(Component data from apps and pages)

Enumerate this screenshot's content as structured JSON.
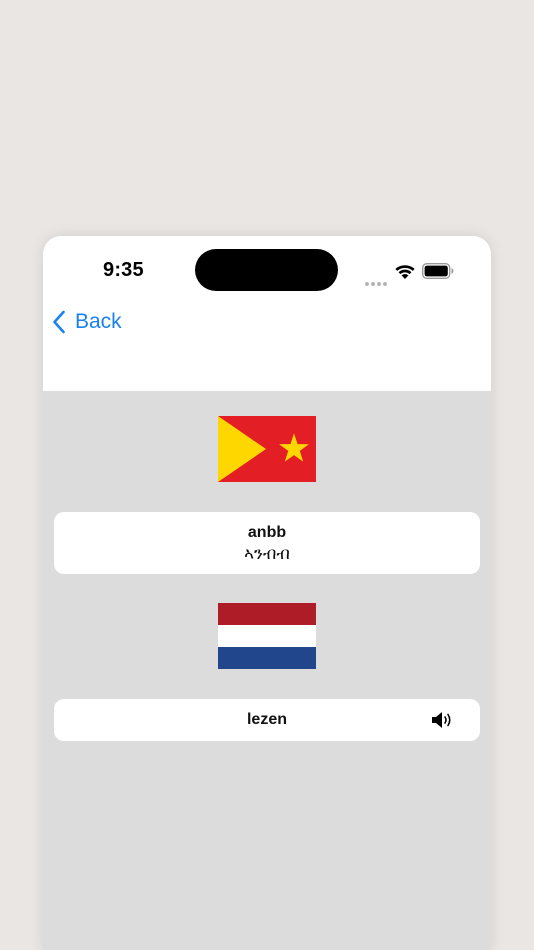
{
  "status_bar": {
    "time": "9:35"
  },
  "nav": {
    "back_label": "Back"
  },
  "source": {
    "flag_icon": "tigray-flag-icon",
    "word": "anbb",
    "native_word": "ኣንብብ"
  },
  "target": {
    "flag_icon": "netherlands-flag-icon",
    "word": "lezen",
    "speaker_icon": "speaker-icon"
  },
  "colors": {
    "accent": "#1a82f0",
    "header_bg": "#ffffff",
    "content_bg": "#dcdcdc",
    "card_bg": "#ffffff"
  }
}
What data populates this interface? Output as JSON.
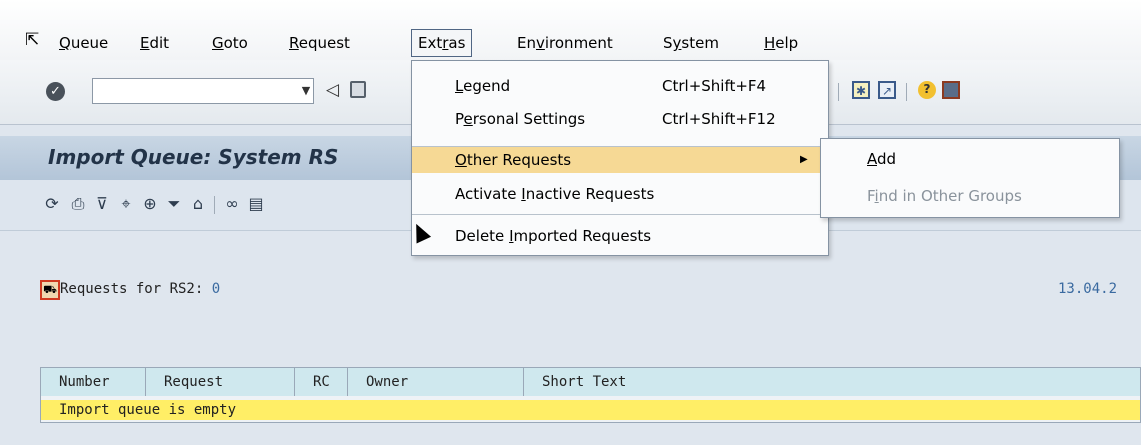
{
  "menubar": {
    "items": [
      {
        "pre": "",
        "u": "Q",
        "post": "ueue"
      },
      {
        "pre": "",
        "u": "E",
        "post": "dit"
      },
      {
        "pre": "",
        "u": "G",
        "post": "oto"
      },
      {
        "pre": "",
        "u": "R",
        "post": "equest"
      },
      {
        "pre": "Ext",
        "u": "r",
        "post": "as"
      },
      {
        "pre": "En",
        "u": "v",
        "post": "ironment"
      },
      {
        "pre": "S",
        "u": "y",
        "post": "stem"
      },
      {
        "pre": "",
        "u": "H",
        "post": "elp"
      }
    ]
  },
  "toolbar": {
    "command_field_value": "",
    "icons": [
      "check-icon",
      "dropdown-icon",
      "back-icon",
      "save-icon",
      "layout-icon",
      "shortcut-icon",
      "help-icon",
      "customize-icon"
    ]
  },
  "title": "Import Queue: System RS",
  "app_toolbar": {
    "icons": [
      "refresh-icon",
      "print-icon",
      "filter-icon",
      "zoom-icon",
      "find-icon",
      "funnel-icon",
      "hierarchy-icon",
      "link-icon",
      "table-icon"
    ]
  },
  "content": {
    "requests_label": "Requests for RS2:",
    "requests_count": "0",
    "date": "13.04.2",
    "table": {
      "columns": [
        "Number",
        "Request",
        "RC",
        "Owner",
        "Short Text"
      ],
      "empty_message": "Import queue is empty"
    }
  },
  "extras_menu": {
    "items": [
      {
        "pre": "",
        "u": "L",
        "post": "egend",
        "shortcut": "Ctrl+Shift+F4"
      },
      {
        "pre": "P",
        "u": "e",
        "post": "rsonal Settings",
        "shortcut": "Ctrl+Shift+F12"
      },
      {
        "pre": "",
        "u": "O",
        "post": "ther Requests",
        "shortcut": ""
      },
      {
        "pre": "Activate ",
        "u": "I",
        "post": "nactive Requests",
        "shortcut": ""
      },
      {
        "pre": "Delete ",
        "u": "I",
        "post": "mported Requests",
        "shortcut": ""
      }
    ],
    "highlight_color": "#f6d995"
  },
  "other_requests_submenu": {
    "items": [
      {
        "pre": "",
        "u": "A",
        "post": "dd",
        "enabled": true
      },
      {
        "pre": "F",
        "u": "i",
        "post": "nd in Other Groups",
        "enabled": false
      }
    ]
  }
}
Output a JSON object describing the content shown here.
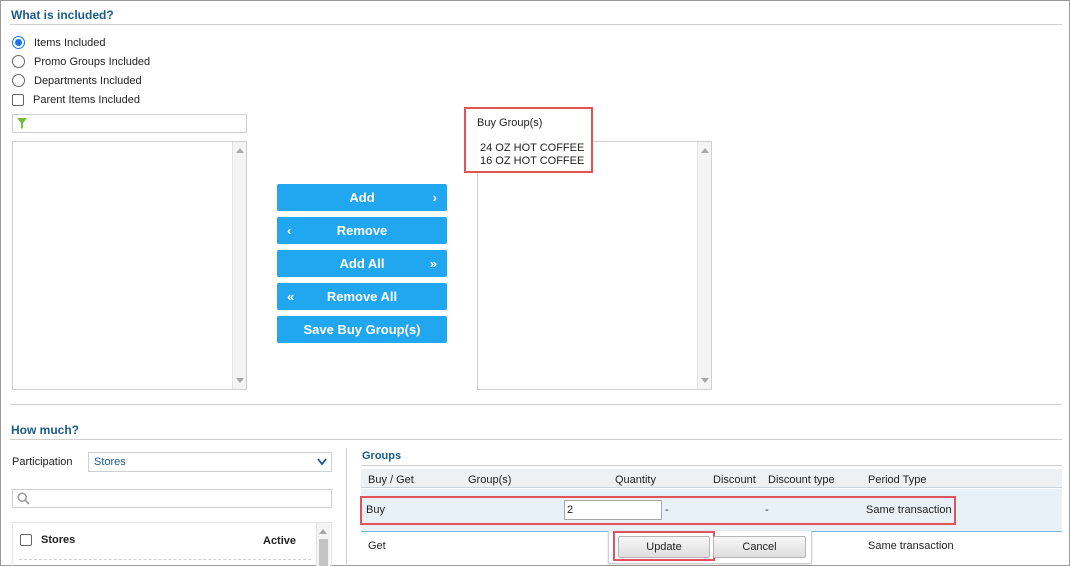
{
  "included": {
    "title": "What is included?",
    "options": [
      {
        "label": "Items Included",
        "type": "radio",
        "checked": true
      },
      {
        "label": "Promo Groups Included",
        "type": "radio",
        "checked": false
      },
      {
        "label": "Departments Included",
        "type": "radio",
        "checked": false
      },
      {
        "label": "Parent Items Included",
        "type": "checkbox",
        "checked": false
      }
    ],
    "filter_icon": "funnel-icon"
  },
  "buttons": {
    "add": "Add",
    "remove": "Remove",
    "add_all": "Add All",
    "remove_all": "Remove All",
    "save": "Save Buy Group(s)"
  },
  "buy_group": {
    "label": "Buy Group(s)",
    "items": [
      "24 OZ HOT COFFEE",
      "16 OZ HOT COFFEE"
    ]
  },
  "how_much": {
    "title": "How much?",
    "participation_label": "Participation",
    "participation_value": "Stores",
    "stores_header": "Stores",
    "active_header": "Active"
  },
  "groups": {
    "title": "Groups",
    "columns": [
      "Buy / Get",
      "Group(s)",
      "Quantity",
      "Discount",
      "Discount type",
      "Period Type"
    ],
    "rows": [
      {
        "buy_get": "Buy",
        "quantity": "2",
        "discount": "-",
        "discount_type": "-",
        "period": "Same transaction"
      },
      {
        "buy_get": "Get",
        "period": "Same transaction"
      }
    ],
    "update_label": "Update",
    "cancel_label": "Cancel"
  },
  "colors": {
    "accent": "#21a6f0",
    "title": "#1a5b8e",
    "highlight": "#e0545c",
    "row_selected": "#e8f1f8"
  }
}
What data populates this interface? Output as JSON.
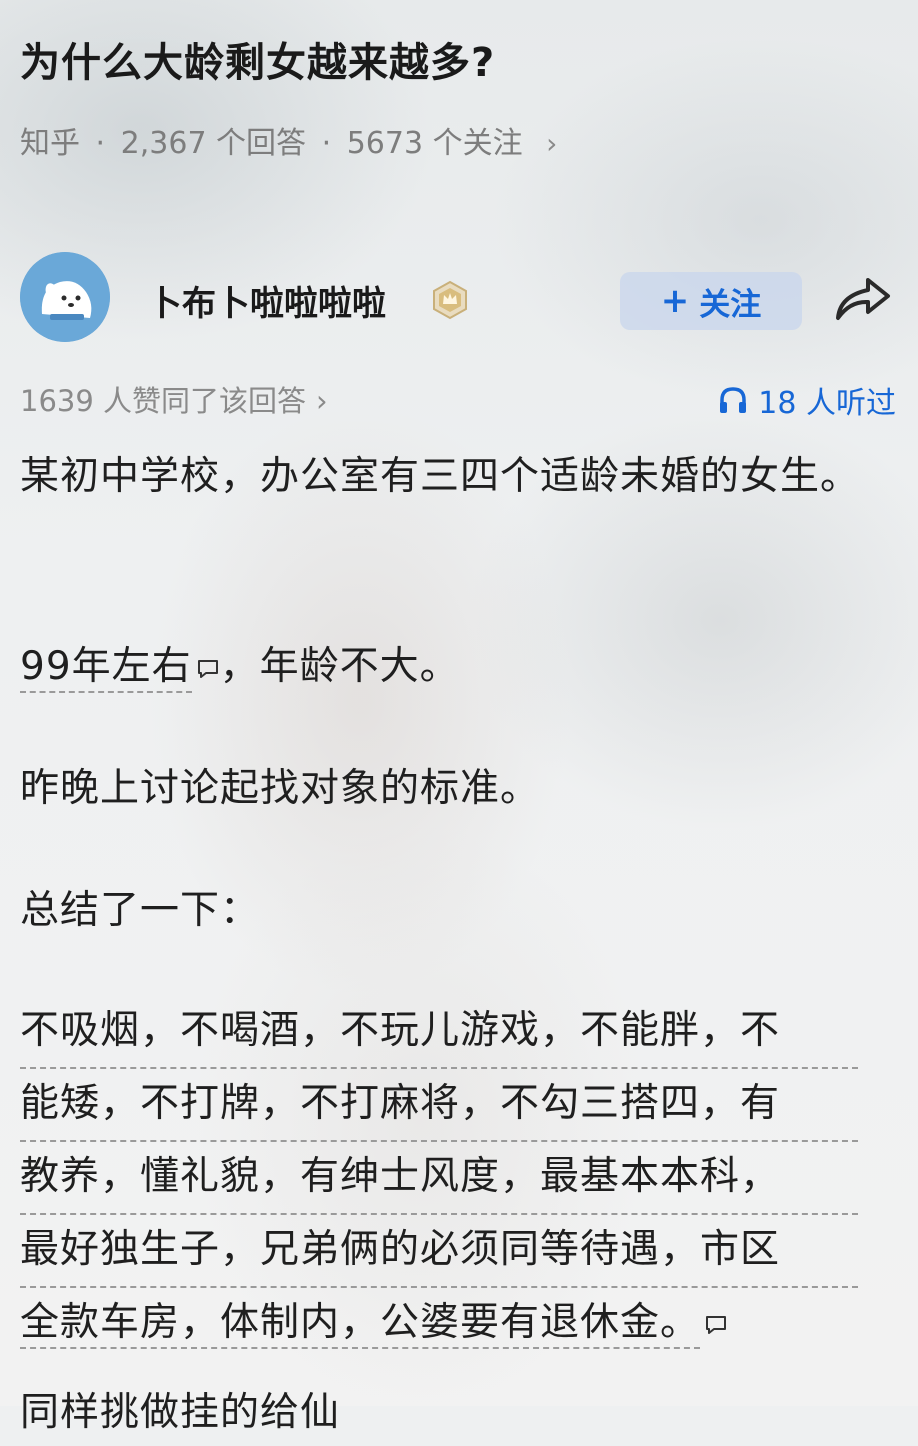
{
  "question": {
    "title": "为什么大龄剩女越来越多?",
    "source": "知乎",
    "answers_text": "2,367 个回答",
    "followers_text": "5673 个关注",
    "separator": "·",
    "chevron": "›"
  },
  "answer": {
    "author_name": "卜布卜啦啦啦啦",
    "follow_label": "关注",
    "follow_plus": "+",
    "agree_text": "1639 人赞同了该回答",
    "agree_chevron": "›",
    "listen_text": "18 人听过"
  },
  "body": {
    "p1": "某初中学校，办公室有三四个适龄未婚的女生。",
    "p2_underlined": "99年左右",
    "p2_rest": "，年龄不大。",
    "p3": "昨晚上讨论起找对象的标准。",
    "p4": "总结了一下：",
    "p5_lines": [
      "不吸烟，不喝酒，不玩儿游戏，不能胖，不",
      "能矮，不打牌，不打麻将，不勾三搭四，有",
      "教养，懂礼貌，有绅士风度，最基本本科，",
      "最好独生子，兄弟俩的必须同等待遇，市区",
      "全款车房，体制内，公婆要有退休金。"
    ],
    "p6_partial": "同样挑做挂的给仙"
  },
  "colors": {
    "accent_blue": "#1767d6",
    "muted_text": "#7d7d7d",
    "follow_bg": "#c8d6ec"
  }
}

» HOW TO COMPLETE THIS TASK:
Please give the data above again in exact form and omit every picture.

» COMPLETED TASK:
Enumerate this screenshot's content as structured JSON.
{
  "status_bar": {
    "time": "9:35"
  },
  "nav": {
    "back_label": "Back"
  },
  "source": {
    "flag_icon": "tigray-flag-icon",
    "word": "anbb",
    "native_word": "ኣንብብ"
  },
  "target": {
    "flag_icon": "netherlands-flag-icon",
    "word": "lezen",
    "speaker_icon": "speaker-icon"
  },
  "colors": {
    "accent": "#1a82f0",
    "header_bg": "#ffffff",
    "content_bg": "#dcdcdc",
    "card_bg": "#ffffff"
  }
}
What data populates this interface? Output as JSON.
{
  "menubar": {
    "items": [
      {
        "pre": "",
        "u": "Q",
        "post": "ueue"
      },
      {
        "pre": "",
        "u": "E",
        "post": "dit"
      },
      {
        "pre": "",
        "u": "G",
        "post": "oto"
      },
      {
        "pre": "",
        "u": "R",
        "post": "equest"
      },
      {
        "pre": "Ext",
        "u": "r",
        "post": "as"
      },
      {
        "pre": "En",
        "u": "v",
        "post": "ironment"
      },
      {
        "pre": "S",
        "u": "y",
        "post": "stem"
      },
      {
        "pre": "",
        "u": "H",
        "post": "elp"
      }
    ]
  },
  "toolbar": {
    "command_field_value": "",
    "icons": [
      "check-icon",
      "dropdown-icon",
      "back-icon",
      "save-icon",
      "layout-icon",
      "shortcut-icon",
      "help-icon",
      "customize-icon"
    ]
  },
  "title": "Import Queue: System RS",
  "app_toolbar": {
    "icons": [
      "refresh-icon",
      "print-icon",
      "filter-icon",
      "zoom-icon",
      "find-icon",
      "funnel-icon",
      "hierarchy-icon",
      "link-icon",
      "table-icon"
    ]
  },
  "content": {
    "requests_label": "Requests for RS2:",
    "requests_count": "0",
    "date": "13.04.2",
    "table": {
      "columns": [
        "Number",
        "Request",
        "RC",
        "Owner",
        "Short Text"
      ],
      "empty_message": "Import queue is empty"
    }
  },
  "extras_menu": {
    "items": [
      {
        "pre": "",
        "u": "L",
        "post": "egend",
        "shortcut": "Ctrl+Shift+F4"
      },
      {
        "pre": "P",
        "u": "e",
        "post": "rsonal Settings",
        "shortcut": "Ctrl+Shift+F12"
      },
      {
        "pre": "",
        "u": "O",
        "post": "ther Requests",
        "shortcut": ""
      },
      {
        "pre": "Activate ",
        "u": "I",
        "post": "nactive Requests",
        "shortcut": ""
      },
      {
        "pre": "Delete ",
        "u": "I",
        "post": "mported Requests",
        "shortcut": ""
      }
    ],
    "highlight_color": "#f6d995"
  },
  "other_requests_submenu": {
    "items": [
      {
        "pre": "",
        "u": "A",
        "post": "dd",
        "enabled": true
      },
      {
        "pre": "F",
        "u": "i",
        "post": "nd in Other Groups",
        "enabled": false
      }
    ]
  }
}
Output a JSON object describing the content shown here.
{
  "included": {
    "title": "What is included?",
    "options": [
      {
        "label": "Items Included",
        "type": "radio",
        "checked": true
      },
      {
        "label": "Promo Groups Included",
        "type": "radio",
        "checked": false
      },
      {
        "label": "Departments Included",
        "type": "radio",
        "checked": false
      },
      {
        "label": "Parent Items Included",
        "type": "checkbox",
        "checked": false
      }
    ],
    "filter_icon": "funnel-icon"
  },
  "buttons": {
    "add": "Add",
    "remove": "Remove",
    "add_all": "Add All",
    "remove_all": "Remove All",
    "save": "Save Buy Group(s)"
  },
  "buy_group": {
    "label": "Buy Group(s)",
    "items": [
      "24 OZ HOT COFFEE",
      "16 OZ HOT COFFEE"
    ]
  },
  "how_much": {
    "title": "How much?",
    "participation_label": "Participation",
    "participation_value": "Stores",
    "stores_header": "Stores",
    "active_header": "Active"
  },
  "groups": {
    "title": "Groups",
    "columns": [
      "Buy / Get",
      "Group(s)",
      "Quantity",
      "Discount",
      "Discount type",
      "Period Type"
    ],
    "rows": [
      {
        "buy_get": "Buy",
        "quantity": "2",
        "discount": "-",
        "discount_type": "-",
        "period": "Same transaction"
      },
      {
        "buy_get": "Get",
        "period": "Same transaction"
      }
    ],
    "update_label": "Update",
    "cancel_label": "Cancel"
  },
  "colors": {
    "accent": "#21a6f0",
    "title": "#1a5b8e",
    "highlight": "#e0545c",
    "row_selected": "#e8f1f8"
  }
}
What data populates this interface? Output as JSON.
{
  "question": {
    "title": "为什么大龄剩女越来越多?",
    "source": "知乎",
    "answers_text": "2,367 个回答",
    "followers_text": "5673 个关注",
    "separator": "·",
    "chevron": "›"
  },
  "answer": {
    "author_name": "卜布卜啦啦啦啦",
    "follow_label": "关注",
    "follow_plus": "+",
    "agree_text": "1639 人赞同了该回答",
    "agree_chevron": "›",
    "listen_text": "18 人听过"
  },
  "body": {
    "p1": "某初中学校，办公室有三四个适龄未婚的女生。",
    "p2_underlined": "99年左右",
    "p2_rest": "，年龄不大。",
    "p3": "昨晚上讨论起找对象的标准。",
    "p4": "总结了一下：",
    "p5_lines": [
      "不吸烟，不喝酒，不玩儿游戏，不能胖，不",
      "能矮，不打牌，不打麻将，不勾三搭四，有",
      "教养，懂礼貌，有绅士风度，最基本本科，",
      "最好独生子，兄弟俩的必须同等待遇，市区",
      "全款车房，体制内，公婆要有退休金。"
    ],
    "p6_partial": "同样挑做挂的给仙"
  },
  "colors": {
    "accent_blue": "#1767d6",
    "muted_text": "#7d7d7d",
    "follow_bg": "#c8d6ec"
  }
}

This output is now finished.